The state-of-the-art CT scanners produce a high-res 3D image, rather than a flat X-ray scan, and at Melbourne Airport security screening time has been reduced by 50 percent. The scanners, supplied by London-based security company Smiths Detection, provide a more accurate analysis of a bag’s contents and don’t require passengers to remove laptops and liquids. They’re cited as having a low false alarm rate, and high level of automatic threat detection.

‘CT scanning allows operators to quickly and accurately ascertain the contents of a bag without needing to physically open it,’ said Matt Duffy, general manager operations at Sydney Airport. ‘That means faster and more efficient processing and, in turn, a more seamless airport experience for our passengers.’

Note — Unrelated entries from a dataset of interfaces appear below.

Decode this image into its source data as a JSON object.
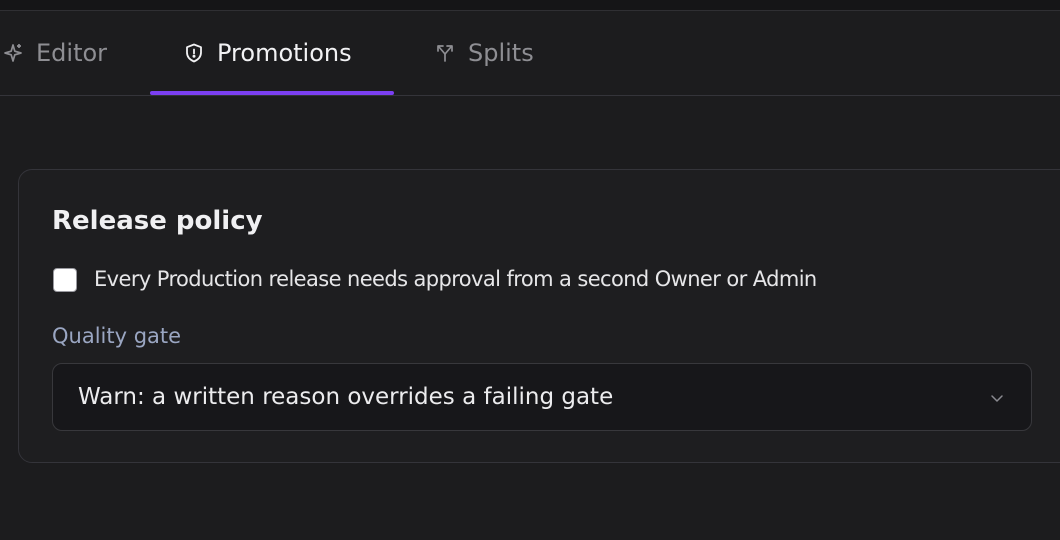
{
  "tabs": {
    "editor": {
      "label": "Editor",
      "icon": "sparkle-icon"
    },
    "promotions": {
      "label": "Promotions",
      "icon": "shield-icon",
      "active": true
    },
    "splits": {
      "label": "Splits",
      "icon": "split-arrows-icon"
    }
  },
  "accent_color": "#7b3ff2",
  "release_policy": {
    "title": "Release policy",
    "approval_checkbox": {
      "label": "Every Production release needs approval from a second Owner or Admin",
      "checked": false
    },
    "quality_gate": {
      "label": "Quality gate",
      "selected": "Warn: a written reason overrides a failing gate",
      "icon": "chevron-down-icon"
    }
  }
}
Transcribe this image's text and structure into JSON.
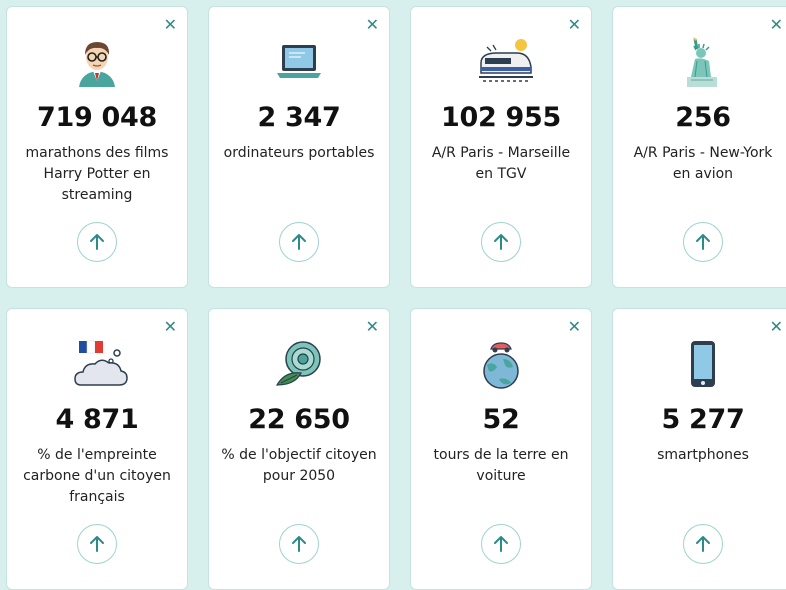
{
  "cards": [
    {
      "value": "719 048",
      "label": "marathons des films Harry Potter en streaming",
      "icon": "harry-potter-icon"
    },
    {
      "value": "2 347",
      "label": "ordinateurs portables",
      "icon": "laptop-icon"
    },
    {
      "value": "102 955",
      "label": "A/R Paris - Marseille en TGV",
      "icon": "tgv-train-icon"
    },
    {
      "value": "256",
      "label": "A/R Paris - New-York en avion",
      "icon": "statue-of-liberty-icon"
    },
    {
      "value": "4 871",
      "label": "% de l'empreinte carbone d'un citoyen français",
      "icon": "french-cloud-icon"
    },
    {
      "value": "22 650",
      "label": "% de l'objectif citoyen pour 2050",
      "icon": "target-leaf-icon"
    },
    {
      "value": "52",
      "label": "tours de la terre en voiture",
      "icon": "earth-car-icon"
    },
    {
      "value": "5 277",
      "label": "smartphones",
      "icon": "smartphone-icon"
    }
  ],
  "close_symbol": "✕",
  "colors": {
    "accent": "#2e8a86",
    "background": "#d7efed",
    "card_border": "#c5e3e0"
  }
}
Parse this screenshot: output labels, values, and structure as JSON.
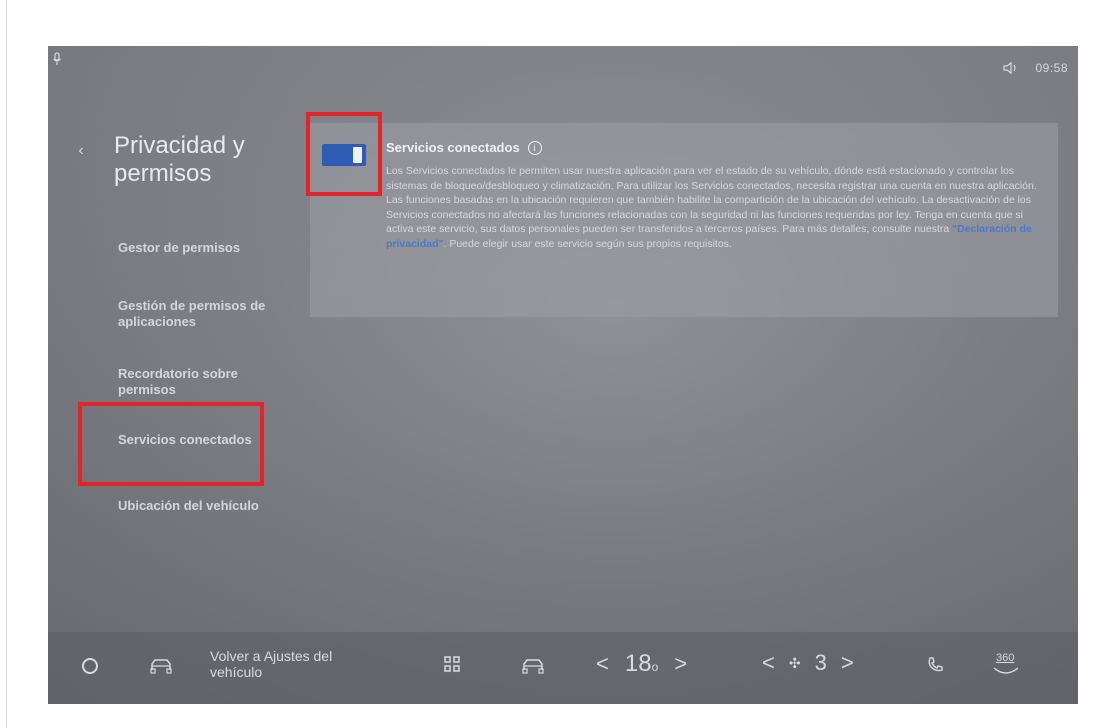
{
  "status": {
    "time": "09:58"
  },
  "sidebar": {
    "title": "Privacidad y permisos",
    "items": [
      {
        "label": "Gestor de permisos"
      },
      {
        "label": "Gestión de permisos de aplicaciones"
      },
      {
        "label": "Recordatorio sobre permisos"
      },
      {
        "label": "Servicios conectados"
      },
      {
        "label": "Ubicación del vehículo"
      }
    ]
  },
  "content": {
    "title": "Servicios conectados",
    "toggle_state": true,
    "description_before": "Los Servicios conectados le permiten usar nuestra aplicación para ver el estado de su vehículo, dónde está estacionado y controlar los sistemas de bloqueo/desbloqueo y climatización. Para utilizar los Servicios conectados, necesita registrar una cuenta en nuestra aplicación. Las funciones basadas en la ubicación requieren que también habilite la compartición de la ubicación del vehículo. La desactivación de los Servicios conectados no afectará las funciones relacionadas con la seguridad ni las funciones requeridas por ley. Tenga en cuenta que si activa este servicio, sus datos personales pueden ser transferidos a terceros países. Para más detalles, consulte nuestra ",
    "privacy_link": "\"Declaración de privacidad\"",
    "description_after": ". Puede elegir usar este servicio según sus propios requisitos."
  },
  "navbar": {
    "back_label": "Volver a Ajustes del vehículo",
    "temp_left_arrow": "<",
    "temperature": "18",
    "temp_unit": "o",
    "temp_right_arrow": ">",
    "fan_left_arrow": "<",
    "fan_level": "3",
    "fan_right_arrow": ">",
    "camera_label": "360"
  },
  "colors": {
    "highlight": "#e5242a",
    "toggle_on": "#2f5db3",
    "link": "#4b78c9"
  },
  "icons": [
    "microphone-icon",
    "volume-icon",
    "back-chevron-icon",
    "info-icon",
    "home-icon",
    "car-icon",
    "apps-grid-icon",
    "seat-icon",
    "fan-icon",
    "phone-icon",
    "camera-360-icon"
  ]
}
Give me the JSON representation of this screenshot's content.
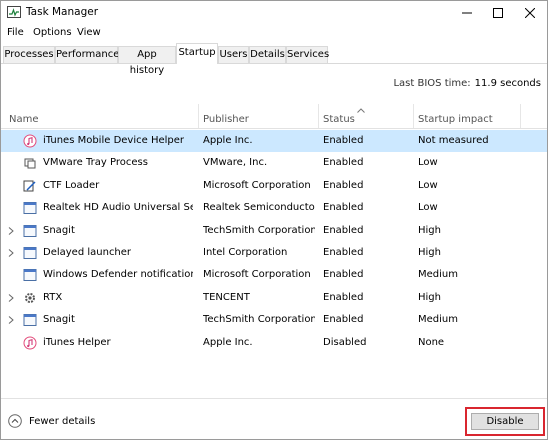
{
  "window": {
    "title": "Task Manager"
  },
  "menu": [
    "File",
    "Options",
    "View"
  ],
  "tabs": [
    "Processes",
    "Performance",
    "App history",
    "Startup",
    "Users",
    "Details",
    "Services"
  ],
  "active_tab": "Startup",
  "bios": {
    "label": "Last BIOS time:",
    "value": "11.9 seconds"
  },
  "columns": {
    "name": "Name",
    "publisher": "Publisher",
    "status": "Status",
    "impact": "Startup impact"
  },
  "rows": [
    {
      "name": "iTunes Mobile Device Helper",
      "publisher": "Apple Inc.",
      "status": "Enabled",
      "impact": "Not measured",
      "icon": "itunes-icon",
      "expandable": false,
      "selected": true
    },
    {
      "name": "VMware Tray Process",
      "publisher": "VMware, Inc.",
      "status": "Enabled",
      "impact": "Low",
      "icon": "vmware-icon",
      "expandable": false,
      "selected": false
    },
    {
      "name": "CTF Loader",
      "publisher": "Microsoft Corporation",
      "status": "Enabled",
      "impact": "Low",
      "icon": "ctf-icon",
      "expandable": false,
      "selected": false
    },
    {
      "name": "Realtek HD Audio Universal Service",
      "publisher": "Realtek Semiconductor",
      "status": "Enabled",
      "impact": "Low",
      "icon": "app-icon",
      "expandable": false,
      "selected": false
    },
    {
      "name": "Snagit",
      "publisher": "TechSmith Corporation",
      "status": "Enabled",
      "impact": "High",
      "icon": "app-icon",
      "expandable": true,
      "selected": false
    },
    {
      "name": "Delayed launcher",
      "publisher": "Intel Corporation",
      "status": "Enabled",
      "impact": "High",
      "icon": "app-icon",
      "expandable": true,
      "selected": false
    },
    {
      "name": "Windows Defender notification ic...",
      "publisher": "Microsoft Corporation",
      "status": "Enabled",
      "impact": "Medium",
      "icon": "app-icon",
      "expandable": false,
      "selected": false
    },
    {
      "name": "RTX",
      "publisher": "TENCENT",
      "status": "Enabled",
      "impact": "High",
      "icon": "gear-icon",
      "expandable": true,
      "selected": false
    },
    {
      "name": "Snagit",
      "publisher": "TechSmith Corporation",
      "status": "Enabled",
      "impact": "Medium",
      "icon": "app-icon",
      "expandable": true,
      "selected": false
    },
    {
      "name": "iTunes Helper",
      "publisher": "Apple Inc.",
      "status": "Disabled",
      "impact": "None",
      "icon": "itunes-icon",
      "expandable": false,
      "selected": false
    }
  ],
  "footer": {
    "fewer_details": "Fewer details",
    "disable": "Disable"
  },
  "colors": {
    "selection": "#cce8ff",
    "highlight": "#d9262f"
  }
}
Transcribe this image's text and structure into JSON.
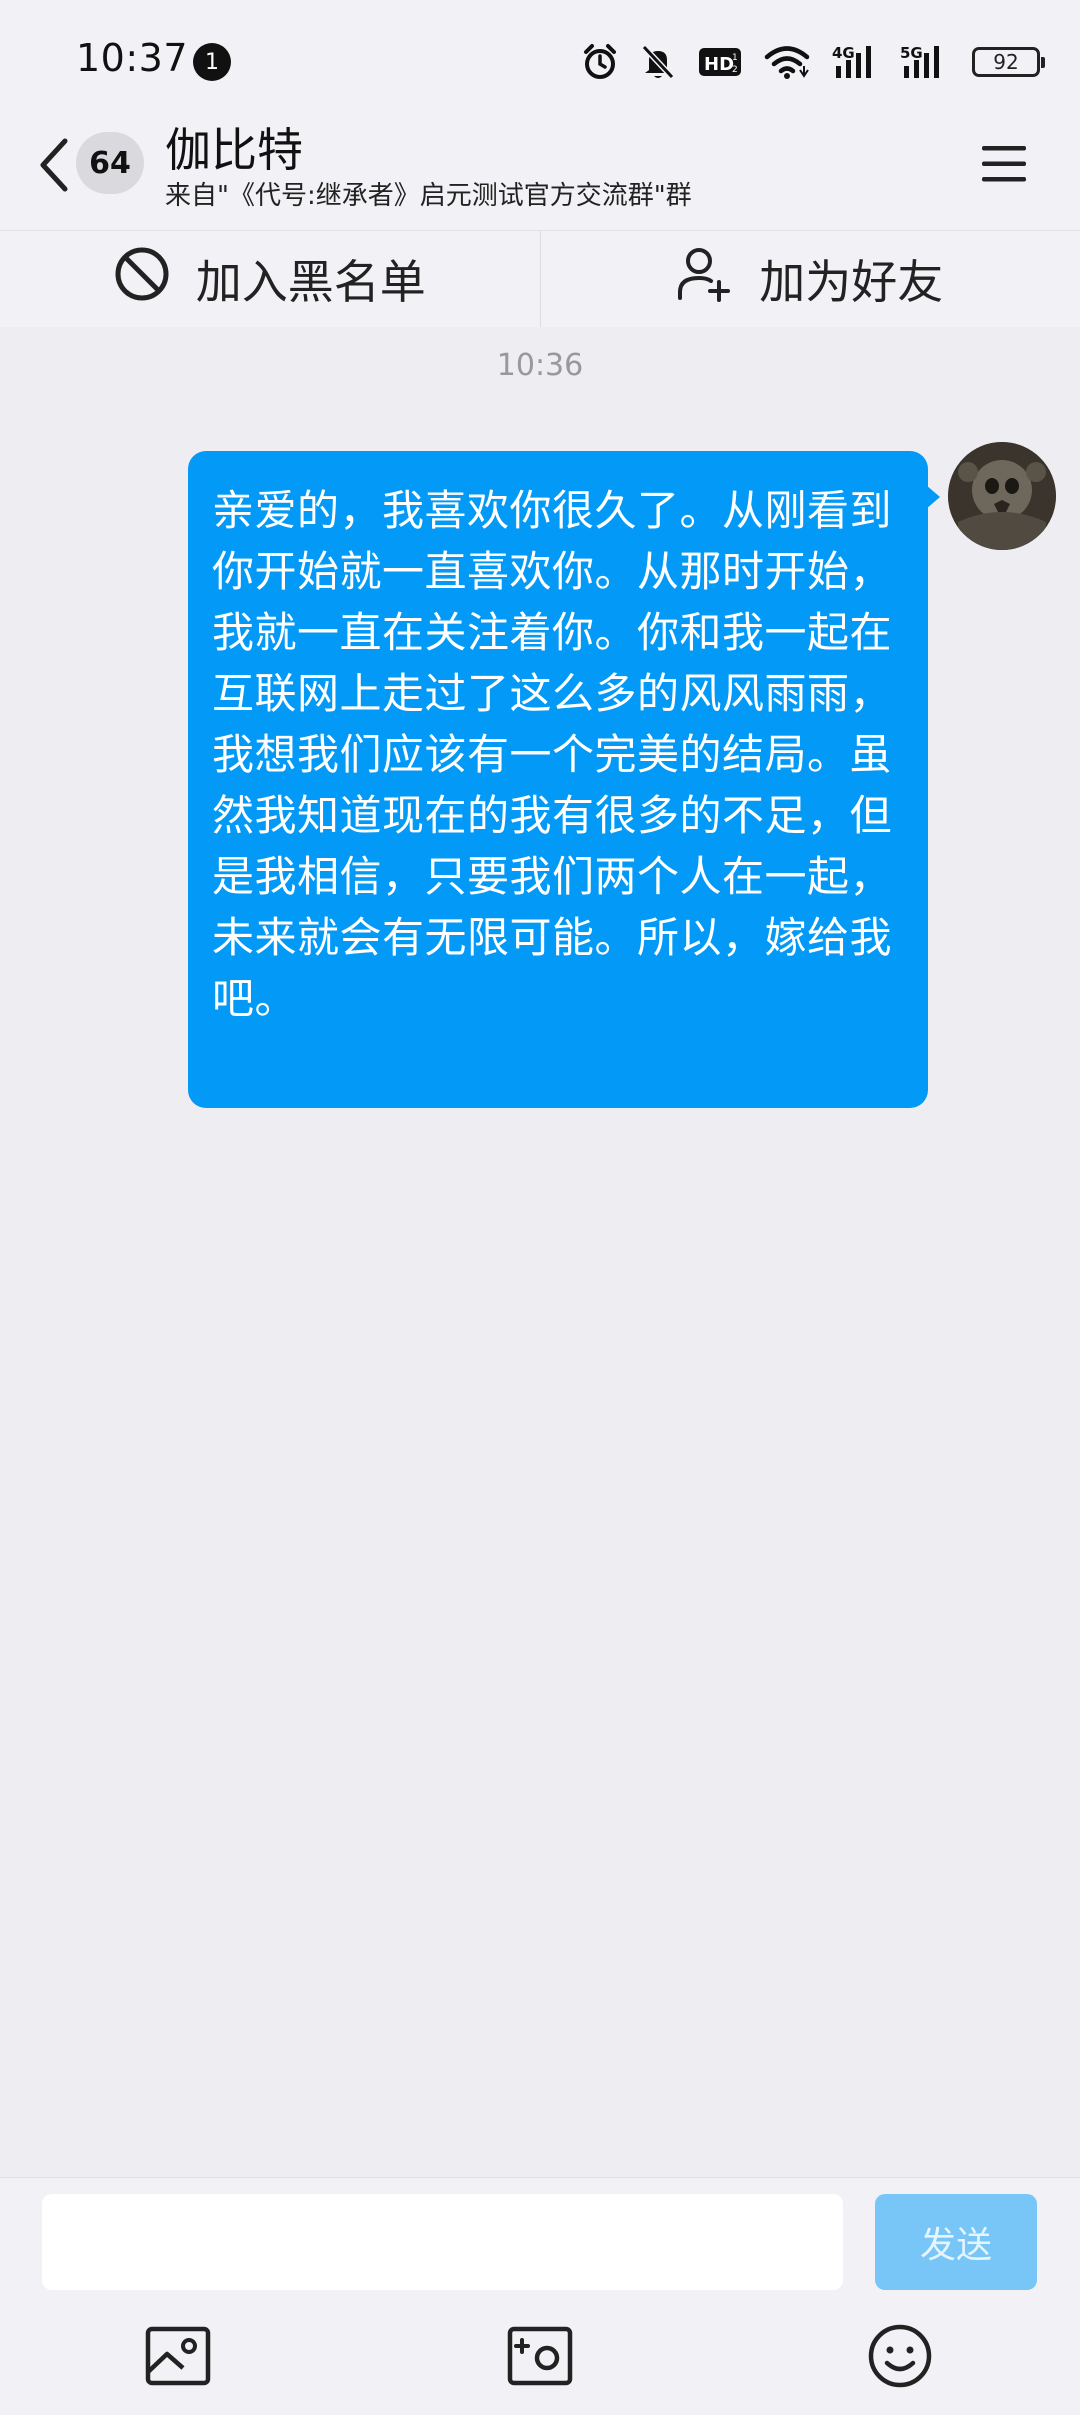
{
  "status_bar": {
    "time": "10:37",
    "notification_count": "1",
    "battery": "92",
    "icons": [
      "alarm-icon",
      "mute-icon",
      "hd-icon",
      "wifi-icon",
      "4g-signal-icon",
      "5g-signal-icon",
      "battery-icon"
    ]
  },
  "header": {
    "unread_count": "64",
    "title": "伽比特",
    "subtitle": "来自\"《代号:继承者》启元测试官方交流群\"群"
  },
  "actions": {
    "blacklist_label": "加入黑名单",
    "add_friend_label": "加为好友"
  },
  "chat": {
    "timestamp": "10:36",
    "messages": [
      {
        "sender": "self",
        "text": "亲爱的，我喜欢你很久了。从刚看到你开始就一直喜欢你。从那时开始，我就一直在关注着你。你和我一起在互联网上走过了这么多的风风雨雨，我想我们应该有一个完美的结局。虽然我知道现在的我有很多的不足，但是我相信，只要我们两个人在一起，未来就会有无限可能。所以，嫁给我吧。"
      }
    ]
  },
  "input": {
    "value": "",
    "placeholder": "",
    "send_label": "发送"
  },
  "toolbar": {
    "icons": [
      "image-icon",
      "camera-icon",
      "emoji-icon"
    ]
  },
  "colors": {
    "bubble": "#0399f7",
    "send_button_disabled": "#77c6f7",
    "background": "#ededf2"
  }
}
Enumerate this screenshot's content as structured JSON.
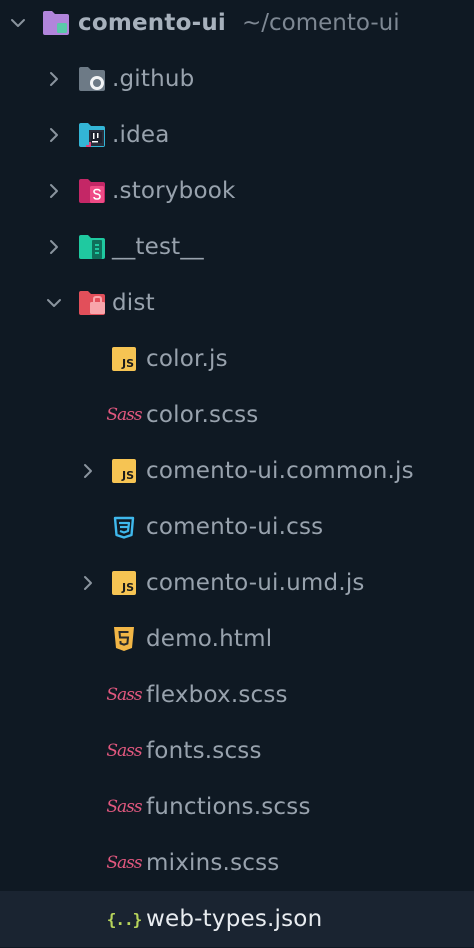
{
  "explorer": {
    "root": {
      "name": "comento-ui",
      "path": "~/comento-ui",
      "expanded": true,
      "icon": "folder-purple-icon"
    },
    "items": [
      {
        "name": ".github",
        "type": "folder",
        "expanded": false,
        "icon": "folder-github-icon",
        "color": "#6d7a86"
      },
      {
        "name": ".idea",
        "type": "folder",
        "expanded": false,
        "icon": "folder-idea-icon",
        "color": "#33b5d6"
      },
      {
        "name": ".storybook",
        "type": "folder",
        "expanded": false,
        "icon": "folder-storybook-icon",
        "color": "#d12d6c"
      },
      {
        "name": "__test__",
        "type": "folder",
        "expanded": false,
        "icon": "folder-test-icon",
        "color": "#22c9a4"
      },
      {
        "name": "dist",
        "type": "folder",
        "expanded": true,
        "icon": "folder-dist-icon",
        "color": "#e8555f"
      },
      {
        "name": "color.js",
        "type": "file",
        "icon": "javascript-icon"
      },
      {
        "name": "color.scss",
        "type": "file",
        "icon": "sass-icon"
      },
      {
        "name": "comento-ui.common.js",
        "type": "file",
        "expandable": true,
        "expanded": false,
        "icon": "javascript-icon"
      },
      {
        "name": "comento-ui.css",
        "type": "file",
        "icon": "css-icon"
      },
      {
        "name": "comento-ui.umd.js",
        "type": "file",
        "expandable": true,
        "expanded": false,
        "icon": "javascript-icon"
      },
      {
        "name": "demo.html",
        "type": "file",
        "icon": "html-icon"
      },
      {
        "name": "flexbox.scss",
        "type": "file",
        "icon": "sass-icon"
      },
      {
        "name": "fonts.scss",
        "type": "file",
        "icon": "sass-icon"
      },
      {
        "name": "functions.scss",
        "type": "file",
        "icon": "sass-icon"
      },
      {
        "name": "mixins.scss",
        "type": "file",
        "icon": "sass-icon"
      },
      {
        "name": "web-types.json",
        "type": "file",
        "selected": true,
        "icon": "json-icon"
      }
    ],
    "icon_text": {
      "js": "JS",
      "sass": "Sass",
      "json": "{..}"
    },
    "colors": {
      "background": "#0f1923",
      "selected_row": "#1a2431",
      "text": "#98a2ad",
      "selected_text": "#e8ecf0",
      "chevron": "#8a949e"
    }
  }
}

The x-ray machines in use at most airport carry-on security checkpoints generally don’t noticeably damage film, as they deploy low levels of x-radiation. CT scanning technology has been used for checked luggage for many years, Kodak says, and the advice has been to always take unprocessed film in carry-on luggage.

With the new Smiths Detection scanners being rolled out across 145 US airports, at both checked and carry-on security checkpoints, Kodak ran a test with assistance from the United States Transportation Security Administration (TSA).

‘To better assess the risk to film from the new carry on scanners we brought a small quantity of Portra 400/135 to John F Kennedy Airport in NYC,’ Kodak Professional said in a Facebook post. ‘With the help of TSA representatives the film was put through the new carry on CT scanners from 1-10 times. The film was then evaluated at Eastman Kodak Research facilities. The initial results are not good. Just 1 scan shows significant film fogging, leading to smoky blacks and loss of shadow detail. This will be more significant for higher speed films. Although it’s possible that a roll of 100 speed film would show less degradation, we strongly recommend against putting any unexposed or exposed but unprocessed film through a CT Scanner. ‘

The TSA told Kodak its security screeners are trained to hand-check roll and movie film, as well as single-use cameras.

‘Most x-ray machines used to screen carry-on bags should not damage undeveloped film under ASA\ISO 800,’ a TSA spokesperson said to Kodak. ‘There are a limited number of screening checkpoints that use x-ray equipment that may damage undeveloped film. These airports will have signage in front of the x-ray stating that the x-ray may damage undeveloped film.’

In the US, film photographers are advised to pack film in a clear plastic bag and asked for a hand inspection.

Inside Imaging has asked the Department of Home Affairs what photographers should do at Australian airports to ensure film is not damaged by CT scanners. We are expecting a response shortly, and will update the article accordingly.

Be First to Comment

Leave a Reply

Your email address will not be published. Required fields are marked *

This site uses Akismet to reduce spam. Learn how your comment data is processed.

Top